WASHINGTON – Della Curtis calls it her “shelf of shame” — books culled from Baltimore County school library shelves that should have been tossed years ago.
The shelf includes such titles as “Great American Negroes” from 1945, “Contemporary Math” from 1964 and “The Japanese: How They Live and Work,” from 1973.
But school librarians like Curtis, the coordinator of the Baltimore County Office of Library Information Services, find themselves in a catch-22 when faced with a book like 1961’s “I Want to Be a Homemaker.”
If they throw out all the books that deserve to be tossed, they could easily fall below state standards for school library collection sizes, since there is little or no money to replace books.
If they keep them, they are in danger of letting students get information from books like “A Family in the USSR,” a 1986 book on Curtis’ shelf about life in a country that no longer exists.
“I don’t want to give children the wrong information because I don’t think they are old enough to decide which is wrong or correct,” said Barbara Marmon, library media specialist at Benjamin Stoddert Middle School in Prince George’s County.
But Marmon said she cannot possibly get rid of everything that is outdated.
“I have 10 encyclopedia sets and only two are from the ’90s. I can’t throw away eight sets,” Marmon said.
Maryland Department of Education standards call for elementary school libraries to have 12,000 items, middle schools to have a collection of 15,000 items and high schools to have 18,000.
But as librarians throw out inaccurate, old books, without having the funding to replace them, libraries continue to fall below state standards.
Andrew Jackson Middle School in Prince George’s County has fallen way below standards. The school’s media specialist, Amy Young-Buckler, said the collection has 5,200 books, and about one-third of those are outdated.
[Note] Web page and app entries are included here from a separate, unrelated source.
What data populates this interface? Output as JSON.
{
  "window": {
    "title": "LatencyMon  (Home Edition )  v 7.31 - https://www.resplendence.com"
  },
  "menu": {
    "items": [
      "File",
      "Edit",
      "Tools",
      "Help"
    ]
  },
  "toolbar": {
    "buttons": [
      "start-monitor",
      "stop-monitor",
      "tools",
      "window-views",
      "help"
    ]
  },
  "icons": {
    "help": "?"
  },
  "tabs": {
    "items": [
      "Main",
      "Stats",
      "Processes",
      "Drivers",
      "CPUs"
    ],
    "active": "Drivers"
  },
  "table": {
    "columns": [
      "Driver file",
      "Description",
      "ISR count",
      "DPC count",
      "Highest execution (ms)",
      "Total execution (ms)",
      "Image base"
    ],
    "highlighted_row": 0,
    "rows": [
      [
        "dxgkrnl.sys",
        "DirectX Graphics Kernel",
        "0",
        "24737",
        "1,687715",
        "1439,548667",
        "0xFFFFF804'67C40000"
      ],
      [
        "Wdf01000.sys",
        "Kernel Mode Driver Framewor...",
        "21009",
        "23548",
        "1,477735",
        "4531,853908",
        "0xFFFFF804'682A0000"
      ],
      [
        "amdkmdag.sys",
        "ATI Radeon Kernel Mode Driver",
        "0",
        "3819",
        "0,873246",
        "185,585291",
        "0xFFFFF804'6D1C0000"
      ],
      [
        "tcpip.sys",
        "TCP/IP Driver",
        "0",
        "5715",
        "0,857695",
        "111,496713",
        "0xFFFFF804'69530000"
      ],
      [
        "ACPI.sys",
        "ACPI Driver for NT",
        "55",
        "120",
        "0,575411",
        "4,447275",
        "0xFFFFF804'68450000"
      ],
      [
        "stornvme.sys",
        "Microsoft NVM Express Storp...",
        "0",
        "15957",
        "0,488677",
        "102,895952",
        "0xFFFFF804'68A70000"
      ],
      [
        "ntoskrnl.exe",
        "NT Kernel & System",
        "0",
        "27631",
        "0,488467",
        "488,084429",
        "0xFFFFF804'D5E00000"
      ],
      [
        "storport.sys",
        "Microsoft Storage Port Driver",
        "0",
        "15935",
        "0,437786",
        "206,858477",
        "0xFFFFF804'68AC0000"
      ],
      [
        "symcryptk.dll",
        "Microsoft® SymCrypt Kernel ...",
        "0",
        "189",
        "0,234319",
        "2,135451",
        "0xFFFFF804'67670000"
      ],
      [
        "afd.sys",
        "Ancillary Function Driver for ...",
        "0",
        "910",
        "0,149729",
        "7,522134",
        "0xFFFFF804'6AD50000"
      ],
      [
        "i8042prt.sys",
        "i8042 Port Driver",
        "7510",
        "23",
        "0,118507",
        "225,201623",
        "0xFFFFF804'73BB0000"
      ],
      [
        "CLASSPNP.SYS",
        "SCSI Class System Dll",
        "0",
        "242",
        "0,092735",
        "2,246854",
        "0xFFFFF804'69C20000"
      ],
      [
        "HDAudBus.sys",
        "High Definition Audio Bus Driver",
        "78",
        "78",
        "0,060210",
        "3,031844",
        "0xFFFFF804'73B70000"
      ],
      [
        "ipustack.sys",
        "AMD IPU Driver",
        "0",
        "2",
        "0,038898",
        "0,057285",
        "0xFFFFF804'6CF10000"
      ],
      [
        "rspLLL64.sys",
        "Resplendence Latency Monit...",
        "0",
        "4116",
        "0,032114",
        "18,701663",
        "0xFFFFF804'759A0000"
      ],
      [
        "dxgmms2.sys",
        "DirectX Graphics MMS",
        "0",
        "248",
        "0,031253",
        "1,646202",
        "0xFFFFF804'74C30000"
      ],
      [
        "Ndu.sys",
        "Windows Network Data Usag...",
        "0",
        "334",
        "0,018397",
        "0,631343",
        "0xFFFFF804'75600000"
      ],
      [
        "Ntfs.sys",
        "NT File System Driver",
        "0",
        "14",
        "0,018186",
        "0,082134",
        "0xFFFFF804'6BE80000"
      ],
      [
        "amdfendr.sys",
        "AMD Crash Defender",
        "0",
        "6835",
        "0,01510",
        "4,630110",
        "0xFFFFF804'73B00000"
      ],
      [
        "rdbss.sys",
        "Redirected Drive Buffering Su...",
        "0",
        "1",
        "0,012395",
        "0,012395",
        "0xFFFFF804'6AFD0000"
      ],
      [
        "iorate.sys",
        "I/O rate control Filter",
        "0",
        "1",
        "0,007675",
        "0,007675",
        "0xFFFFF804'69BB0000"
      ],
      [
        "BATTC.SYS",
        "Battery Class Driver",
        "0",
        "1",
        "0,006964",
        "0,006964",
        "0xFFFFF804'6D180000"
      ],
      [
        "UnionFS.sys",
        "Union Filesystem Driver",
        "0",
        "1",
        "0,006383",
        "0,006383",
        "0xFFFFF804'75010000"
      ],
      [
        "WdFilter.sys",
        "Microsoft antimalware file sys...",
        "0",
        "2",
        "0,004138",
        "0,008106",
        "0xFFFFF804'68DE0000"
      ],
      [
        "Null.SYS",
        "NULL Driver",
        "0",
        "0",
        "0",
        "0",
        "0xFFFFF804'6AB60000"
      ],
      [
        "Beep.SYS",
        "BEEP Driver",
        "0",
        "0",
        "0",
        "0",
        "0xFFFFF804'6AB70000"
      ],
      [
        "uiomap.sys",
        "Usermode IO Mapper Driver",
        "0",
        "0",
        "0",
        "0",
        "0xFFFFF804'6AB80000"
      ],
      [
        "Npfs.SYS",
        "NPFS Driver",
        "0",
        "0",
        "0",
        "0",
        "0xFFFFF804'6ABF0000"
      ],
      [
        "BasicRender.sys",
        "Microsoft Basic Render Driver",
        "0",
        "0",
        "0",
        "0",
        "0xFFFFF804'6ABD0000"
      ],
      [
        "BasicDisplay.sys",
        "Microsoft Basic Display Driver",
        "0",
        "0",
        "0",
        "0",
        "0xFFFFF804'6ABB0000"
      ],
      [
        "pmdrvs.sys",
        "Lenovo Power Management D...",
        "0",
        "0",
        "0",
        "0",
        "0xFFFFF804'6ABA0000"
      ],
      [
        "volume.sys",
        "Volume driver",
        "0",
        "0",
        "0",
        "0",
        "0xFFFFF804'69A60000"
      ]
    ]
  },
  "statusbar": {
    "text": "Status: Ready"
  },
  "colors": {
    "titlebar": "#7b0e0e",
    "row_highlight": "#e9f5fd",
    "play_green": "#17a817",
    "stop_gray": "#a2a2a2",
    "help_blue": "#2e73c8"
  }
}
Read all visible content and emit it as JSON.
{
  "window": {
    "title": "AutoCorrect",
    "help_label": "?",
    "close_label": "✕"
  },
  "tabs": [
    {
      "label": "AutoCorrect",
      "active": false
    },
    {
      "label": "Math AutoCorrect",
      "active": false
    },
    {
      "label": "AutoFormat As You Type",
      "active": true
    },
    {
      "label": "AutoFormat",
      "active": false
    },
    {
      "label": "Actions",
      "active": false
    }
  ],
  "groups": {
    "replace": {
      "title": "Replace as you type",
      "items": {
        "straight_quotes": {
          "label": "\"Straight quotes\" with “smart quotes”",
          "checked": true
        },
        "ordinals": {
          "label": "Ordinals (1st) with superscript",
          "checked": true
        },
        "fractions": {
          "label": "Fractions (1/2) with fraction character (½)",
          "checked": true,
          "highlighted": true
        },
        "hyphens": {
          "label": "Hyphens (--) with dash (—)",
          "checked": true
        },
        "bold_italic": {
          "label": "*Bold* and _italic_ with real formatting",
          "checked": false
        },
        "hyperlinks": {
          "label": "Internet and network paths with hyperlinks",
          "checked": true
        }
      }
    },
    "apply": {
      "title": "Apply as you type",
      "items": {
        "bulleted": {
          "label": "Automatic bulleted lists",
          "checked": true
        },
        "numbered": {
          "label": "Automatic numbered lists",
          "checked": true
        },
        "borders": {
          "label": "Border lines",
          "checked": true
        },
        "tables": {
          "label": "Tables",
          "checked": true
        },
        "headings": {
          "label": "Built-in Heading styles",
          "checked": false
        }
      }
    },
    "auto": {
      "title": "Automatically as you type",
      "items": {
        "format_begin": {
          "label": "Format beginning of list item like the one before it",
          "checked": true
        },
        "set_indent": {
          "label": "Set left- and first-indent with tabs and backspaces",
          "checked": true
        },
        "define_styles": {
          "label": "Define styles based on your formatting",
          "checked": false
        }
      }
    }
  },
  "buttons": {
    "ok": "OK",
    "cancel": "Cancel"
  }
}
But Young-Buckler does not have the funding to keep the library up to state standards. Her library just lost almost half of its funding for this year.
Carolyn Marlow, library media specialist at Garrett Heights Elementary School in Baltimore City, said that 50 to 75 percent of the books in her collection need to go. But administrators are more interested in buying computers.
“I’m happy to have computers, but I’d like to have some books,” Marlow said. “I know it’s a necessity and children won’t function without that (computer) knowledge in the real world, but it’s a double-edged sword.
“We can’t just say they can go to another library or buy books because in Baltimore City, that’s not always a possibility. Some don’t have transportation or money to buy books,” she said.
Marlow said she does get rid of some books, even though she cannot replace them, but her weeding has not been very thorough because “the stuff I wanted to get rid of is just about everything here.”
While the state does set standards for collection size, it does not have quality standards, said Gail Bailey, branch chief of school library media services for the state Department of Education. But Bailey said the state “might get closer to that later this year.”
Curtis said the quality of books is much more important than their quantity.
“I feel like it’s better to have nothing on the shelves than to have misinformation,” she said. “We betray children when we put out information that is incorrect.”